== What this task involves ==
Please repeat the data in full, character for character.

== Items from an interface collection ==
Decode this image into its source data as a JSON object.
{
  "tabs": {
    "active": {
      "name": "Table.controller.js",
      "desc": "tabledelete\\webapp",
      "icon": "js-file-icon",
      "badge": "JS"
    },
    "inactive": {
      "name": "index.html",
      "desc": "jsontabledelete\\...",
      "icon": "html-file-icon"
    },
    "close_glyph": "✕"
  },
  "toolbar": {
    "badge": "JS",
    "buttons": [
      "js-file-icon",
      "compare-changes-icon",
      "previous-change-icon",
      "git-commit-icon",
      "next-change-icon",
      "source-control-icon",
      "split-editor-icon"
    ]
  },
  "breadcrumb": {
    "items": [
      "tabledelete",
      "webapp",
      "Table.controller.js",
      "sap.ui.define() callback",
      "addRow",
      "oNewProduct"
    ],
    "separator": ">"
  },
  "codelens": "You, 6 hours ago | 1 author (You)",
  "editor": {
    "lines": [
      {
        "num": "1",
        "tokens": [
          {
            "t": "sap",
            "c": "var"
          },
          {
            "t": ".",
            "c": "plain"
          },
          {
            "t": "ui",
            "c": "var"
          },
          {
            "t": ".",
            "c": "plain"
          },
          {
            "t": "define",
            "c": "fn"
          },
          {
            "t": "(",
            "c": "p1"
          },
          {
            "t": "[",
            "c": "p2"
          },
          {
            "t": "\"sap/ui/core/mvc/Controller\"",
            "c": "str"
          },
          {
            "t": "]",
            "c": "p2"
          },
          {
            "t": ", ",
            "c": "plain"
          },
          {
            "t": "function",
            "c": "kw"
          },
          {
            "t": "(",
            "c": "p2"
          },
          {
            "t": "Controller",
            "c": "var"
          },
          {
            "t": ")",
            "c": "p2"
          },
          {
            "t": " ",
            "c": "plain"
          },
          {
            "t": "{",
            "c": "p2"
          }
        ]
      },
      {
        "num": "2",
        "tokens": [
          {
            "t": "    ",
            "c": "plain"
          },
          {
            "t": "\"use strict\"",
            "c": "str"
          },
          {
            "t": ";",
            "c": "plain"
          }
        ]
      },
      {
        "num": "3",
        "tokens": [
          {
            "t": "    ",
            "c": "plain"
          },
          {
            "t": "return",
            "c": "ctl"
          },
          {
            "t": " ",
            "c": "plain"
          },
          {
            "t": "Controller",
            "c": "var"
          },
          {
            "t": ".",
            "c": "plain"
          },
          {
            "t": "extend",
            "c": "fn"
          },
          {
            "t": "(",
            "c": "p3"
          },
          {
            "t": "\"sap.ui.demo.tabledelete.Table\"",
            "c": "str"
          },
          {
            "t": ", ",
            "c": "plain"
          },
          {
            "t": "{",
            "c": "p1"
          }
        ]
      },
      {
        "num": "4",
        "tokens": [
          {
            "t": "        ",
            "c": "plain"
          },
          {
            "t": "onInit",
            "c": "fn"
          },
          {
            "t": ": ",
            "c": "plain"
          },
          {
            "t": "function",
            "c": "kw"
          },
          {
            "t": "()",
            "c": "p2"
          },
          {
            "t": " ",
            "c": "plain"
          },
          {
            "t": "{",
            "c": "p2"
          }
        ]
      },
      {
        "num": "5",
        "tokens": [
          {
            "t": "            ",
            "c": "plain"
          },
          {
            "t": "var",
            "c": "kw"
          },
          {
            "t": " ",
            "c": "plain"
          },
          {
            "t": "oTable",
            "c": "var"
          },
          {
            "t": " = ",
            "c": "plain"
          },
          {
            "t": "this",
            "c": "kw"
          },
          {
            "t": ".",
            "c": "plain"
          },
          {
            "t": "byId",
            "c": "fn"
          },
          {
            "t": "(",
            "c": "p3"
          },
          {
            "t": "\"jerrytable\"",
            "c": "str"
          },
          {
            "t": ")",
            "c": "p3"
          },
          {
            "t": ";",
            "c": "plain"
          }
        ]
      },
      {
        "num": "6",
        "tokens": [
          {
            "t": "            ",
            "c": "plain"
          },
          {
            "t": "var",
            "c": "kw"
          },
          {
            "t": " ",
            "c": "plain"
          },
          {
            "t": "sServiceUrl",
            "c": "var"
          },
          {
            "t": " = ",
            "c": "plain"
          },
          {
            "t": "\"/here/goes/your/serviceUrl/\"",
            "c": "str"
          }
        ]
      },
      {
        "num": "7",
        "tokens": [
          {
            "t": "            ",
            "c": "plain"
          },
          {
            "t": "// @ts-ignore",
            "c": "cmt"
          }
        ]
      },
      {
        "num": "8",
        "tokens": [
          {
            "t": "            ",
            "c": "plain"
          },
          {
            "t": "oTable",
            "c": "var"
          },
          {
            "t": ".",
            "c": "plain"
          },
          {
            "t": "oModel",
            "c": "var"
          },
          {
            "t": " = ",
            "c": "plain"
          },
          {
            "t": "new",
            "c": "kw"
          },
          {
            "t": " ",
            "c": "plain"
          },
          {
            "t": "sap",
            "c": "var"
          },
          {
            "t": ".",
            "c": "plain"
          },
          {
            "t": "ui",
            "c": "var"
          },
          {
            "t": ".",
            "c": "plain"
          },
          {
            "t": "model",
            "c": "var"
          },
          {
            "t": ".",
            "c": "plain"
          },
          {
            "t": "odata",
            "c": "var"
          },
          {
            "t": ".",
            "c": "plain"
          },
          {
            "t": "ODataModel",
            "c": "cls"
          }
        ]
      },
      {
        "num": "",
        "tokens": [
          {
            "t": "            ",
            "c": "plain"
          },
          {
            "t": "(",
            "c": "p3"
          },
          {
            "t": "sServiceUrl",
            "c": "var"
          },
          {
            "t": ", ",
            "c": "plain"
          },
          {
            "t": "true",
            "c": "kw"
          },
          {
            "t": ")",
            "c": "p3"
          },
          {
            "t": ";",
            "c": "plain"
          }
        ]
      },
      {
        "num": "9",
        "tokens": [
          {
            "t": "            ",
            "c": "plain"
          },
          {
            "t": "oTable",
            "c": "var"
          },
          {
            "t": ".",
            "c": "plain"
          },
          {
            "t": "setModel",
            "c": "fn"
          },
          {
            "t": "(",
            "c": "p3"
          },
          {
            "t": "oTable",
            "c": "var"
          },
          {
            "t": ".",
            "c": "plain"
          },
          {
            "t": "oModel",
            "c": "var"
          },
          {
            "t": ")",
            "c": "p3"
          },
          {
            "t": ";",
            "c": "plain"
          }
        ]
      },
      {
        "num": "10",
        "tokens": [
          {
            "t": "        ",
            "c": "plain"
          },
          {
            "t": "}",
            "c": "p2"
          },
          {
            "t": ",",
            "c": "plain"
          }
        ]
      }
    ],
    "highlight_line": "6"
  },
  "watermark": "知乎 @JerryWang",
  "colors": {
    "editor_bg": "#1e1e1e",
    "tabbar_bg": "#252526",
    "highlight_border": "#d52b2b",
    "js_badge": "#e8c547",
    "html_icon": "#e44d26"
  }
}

== Response to this task ==
Decode this image into its source data as a JSON object.
{
  "tabs": {
    "active": {
      "name": "Table.controller.js",
      "desc": "tabledelete\\webapp",
      "icon": "js-file-icon",
      "badge": "JS"
    },
    "inactive": {
      "name": "index.html",
      "desc": "jsontabledelete\\...",
      "icon": "html-file-icon"
    },
    "close_glyph": "✕"
  },
  "toolbar": {
    "badge": "JS",
    "buttons": [
      "js-file-icon",
      "compare-changes-icon",
      "previous-change-icon",
      "git-commit-icon",
      "next-change-icon",
      "source-control-icon",
      "split-editor-icon"
    ]
  },
  "breadcrumb": {
    "items": [
      "tabledelete",
      "webapp",
      "Table.controller.js",
      "sap.ui.define() callback",
      "addRow",
      "oNewProduct"
    ],
    "separator": ">"
  },
  "codelens": "You, 6 hours ago | 1 author (You)",
  "editor": {
    "lines": [
      {
        "num": "1",
        "tokens": [
          {
            "t": "sap",
            "c": "var"
          },
          {
            "t": ".",
            "c": "plain"
          },
          {
            "t": "ui",
            "c": "var"
          },
          {
            "t": ".",
            "c": "plain"
          },
          {
            "t": "define",
            "c": "fn"
          },
          {
            "t": "(",
            "c": "p1"
          },
          {
            "t": "[",
            "c": "p2"
          },
          {
            "t": "\"sap/ui/core/mvc/Controller\"",
            "c": "str"
          },
          {
            "t": "]",
            "c": "p2"
          },
          {
            "t": ", ",
            "c": "plain"
          },
          {
            "t": "function",
            "c": "kw"
          },
          {
            "t": "(",
            "c": "p2"
          },
          {
            "t": "Controller",
            "c": "var"
          },
          {
            "t": ")",
            "c": "p2"
          },
          {
            "t": " ",
            "c": "plain"
          },
          {
            "t": "{",
            "c": "p2"
          }
        ]
      },
      {
        "num": "2",
        "tokens": [
          {
            "t": "    ",
            "c": "plain"
          },
          {
            "t": "\"use strict\"",
            "c": "str"
          },
          {
            "t": ";",
            "c": "plain"
          }
        ]
      },
      {
        "num": "3",
        "tokens": [
          {
            "t": "    ",
            "c": "plain"
          },
          {
            "t": "return",
            "c": "ctl"
          },
          {
            "t": " ",
            "c": "plain"
          },
          {
            "t": "Controller",
            "c": "var"
          },
          {
            "t": ".",
            "c": "plain"
          },
          {
            "t": "extend",
            "c": "fn"
          },
          {
            "t": "(",
            "c": "p3"
          },
          {
            "t": "\"sap.ui.demo.tabledelete.Table\"",
            "c": "str"
          },
          {
            "t": ", ",
            "c": "plain"
          },
          {
            "t": "{",
            "c": "p1"
          }
        ]
      },
      {
        "num": "4",
        "tokens": [
          {
            "t": "        ",
            "c": "plain"
          },
          {
            "t": "onInit",
            "c": "fn"
          },
          {
            "t": ": ",
            "c": "plain"
          },
          {
            "t": "function",
            "c": "kw"
          },
          {
            "t": "()",
            "c": "p2"
          },
          {
            "t": " ",
            "c": "plain"
          },
          {
            "t": "{",
            "c": "p2"
          }
        ]
      },
      {
        "num": "5",
        "tokens": [
          {
            "t": "            ",
            "c": "plain"
          },
          {
            "t": "var",
            "c": "kw"
          },
          {
            "t": " ",
            "c": "plain"
          },
          {
            "t": "oTable",
            "c": "var"
          },
          {
            "t": " = ",
            "c": "plain"
          },
          {
            "t": "this",
            "c": "kw"
          },
          {
            "t": ".",
            "c": "plain"
          },
          {
            "t": "byId",
            "c": "fn"
          },
          {
            "t": "(",
            "c": "p3"
          },
          {
            "t": "\"jerrytable\"",
            "c": "str"
          },
          {
            "t": ")",
            "c": "p3"
          },
          {
            "t": ";",
            "c": "plain"
          }
        ]
      },
      {
        "num": "6",
        "tokens": [
          {
            "t": "            ",
            "c": "plain"
          },
          {
            "t": "var",
            "c": "kw"
          },
          {
            "t": " ",
            "c": "plain"
          },
          {
            "t": "sServiceUrl",
            "c": "var"
          },
          {
            "t": " = ",
            "c": "plain"
          },
          {
            "t": "\"/here/goes/your/serviceUrl/\"",
            "c": "str"
          }
        ]
      },
      {
        "num": "7",
        "tokens": [
          {
            "t": "            ",
            "c": "plain"
          },
          {
            "t": "// @ts-ignore",
            "c": "cmt"
          }
        ]
      },
      {
        "num": "8",
        "tokens": [
          {
            "t": "            ",
            "c": "plain"
          },
          {
            "t": "oTable",
            "c": "var"
          },
          {
            "t": ".",
            "c": "plain"
          },
          {
            "t": "oModel",
            "c": "var"
          },
          {
            "t": " = ",
            "c": "plain"
          },
          {
            "t": "new",
            "c": "kw"
          },
          {
            "t": " ",
            "c": "plain"
          },
          {
            "t": "sap",
            "c": "var"
          },
          {
            "t": ".",
            "c": "plain"
          },
          {
            "t": "ui",
            "c": "var"
          },
          {
            "t": ".",
            "c": "plain"
          },
          {
            "t": "model",
            "c": "var"
          },
          {
            "t": ".",
            "c": "plain"
          },
          {
            "t": "odata",
            "c": "var"
          },
          {
            "t": ".",
            "c": "plain"
          },
          {
            "t": "ODataModel",
            "c": "cls"
          }
        ]
      },
      {
        "num": "",
        "tokens": [
          {
            "t": "            ",
            "c": "plain"
          },
          {
            "t": "(",
            "c": "p3"
          },
          {
            "t": "sServiceUrl",
            "c": "var"
          },
          {
            "t": ", ",
            "c": "plain"
          },
          {
            "t": "true",
            "c": "kw"
          },
          {
            "t": ")",
            "c": "p3"
          },
          {
            "t": ";",
            "c": "plain"
          }
        ]
      },
      {
        "num": "9",
        "tokens": [
          {
            "t": "            ",
            "c": "plain"
          },
          {
            "t": "oTable",
            "c": "var"
          },
          {
            "t": ".",
            "c": "plain"
          },
          {
            "t": "setModel",
            "c": "fn"
          },
          {
            "t": "(",
            "c": "p3"
          },
          {
            "t": "oTable",
            "c": "var"
          },
          {
            "t": ".",
            "c": "plain"
          },
          {
            "t": "oModel",
            "c": "var"
          },
          {
            "t": ")",
            "c": "p3"
          },
          {
            "t": ";",
            "c": "plain"
          }
        ]
      },
      {
        "num": "10",
        "tokens": [
          {
            "t": "        ",
            "c": "plain"
          },
          {
            "t": "}",
            "c": "p2"
          },
          {
            "t": ",",
            "c": "plain"
          }
        ]
      }
    ],
    "highlight_line": "6"
  },
  "watermark": "知乎 @JerryWang",
  "colors": {
    "editor_bg": "#1e1e1e",
    "tabbar_bg": "#252526",
    "highlight_border": "#d52b2b",
    "js_badge": "#e8c547",
    "html_icon": "#e44d26"
  }
}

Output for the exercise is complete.